The only thing that lost me in this book was that none of these discussions led anywhere and there were no answers. Yes, the Hold came in useful. It was crucial to the plot and was delicately and skilfully woven into the story in a “no big deal” kind of way, but nothing was ever resolved. At the end of the book everything remained hanging. There was no explanation of how Luke did it, why or how it started, where it came from. No one was shocked by it and no one wondered where it was leading. It was just something that happened and when we got to the end of the book it wasn’t needed anymore so we just stopped talking about it. I would have liked to see a little more exploration and a bit more explanation, or even reaching an understanding that there was no explanation anyone was likely to find.
It’s a small frustration though and not worth more than half a star. On the whole, I like the way the Hold was treated as if it was no big deal, and that Marcos, and particularly Dee were like dogs with a bone and wouldn’t let Luke drop the subject. I’d like to have known a little more of what Eddie thought about it, and why he wasn’t affected by it like everyone else, but that’s not really important.
I would recommend this book highly, especially to people who like school stories with interesting twists. I don’t know if anyone else will see it, but it reminded me of Harry Potter without the magic. I loved it!
I will leave you with my favourite line from the book where Luke muses that
Real life needs more editing.
Meet Rachel Davidson Leigh
Rachel Davidson Leigh is a teacher, a writer and an avid fan of young adult LGBTQ fiction. Her hobbies include overanalyzing television shows and playing matchmaker with book recommendations. Currently, she lives in Wisconsin with her family and two neurotic little dogs. Hold is her debut novel.
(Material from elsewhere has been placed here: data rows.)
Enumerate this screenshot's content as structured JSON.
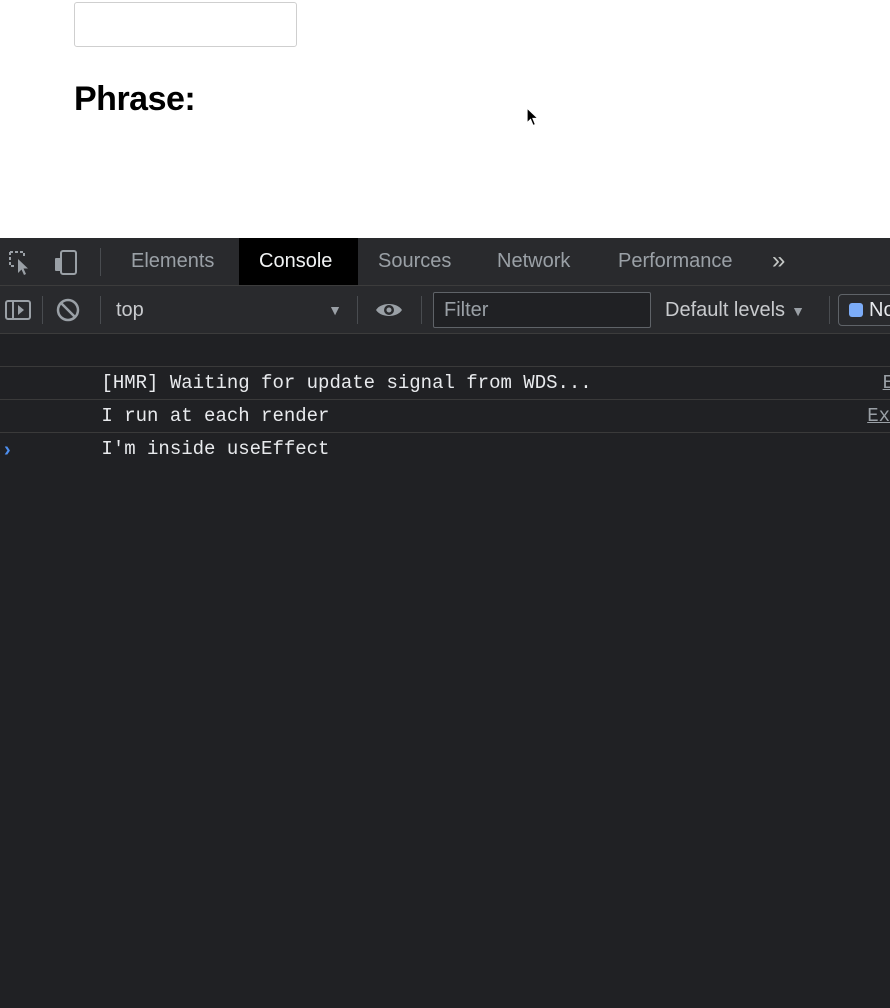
{
  "page": {
    "input_value": "",
    "heading": "Phrase:"
  },
  "devtools": {
    "tabs": [
      {
        "label": "Elements",
        "active": false
      },
      {
        "label": "Console",
        "active": true
      },
      {
        "label": "Sources",
        "active": false
      },
      {
        "label": "Network",
        "active": false
      },
      {
        "label": "Performance",
        "active": false
      }
    ],
    "toolbar": {
      "context": "top",
      "filter_placeholder": "Filter",
      "levels_label": "Default levels",
      "issues_label": "No Issues"
    },
    "console": {
      "messages": [
        {
          "text": "[HMR] Waiting for update signal from WDS...",
          "source": ""
        },
        {
          "text": "I run at each render",
          "source": "E"
        },
        {
          "text": "I'm inside useEffect",
          "source": "Ex"
        }
      ]
    },
    "colors": {
      "panel_bg": "#202124",
      "toolbar_bg": "#292a2d",
      "active_tab_bg": "#000000",
      "prompt_accent": "#4d8ff0"
    }
  }
}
Her short story “Beautiful Monsters” was featured in Summer Love, a collection of short stories published by Duet Books, the young adult imprint of Interlude Press.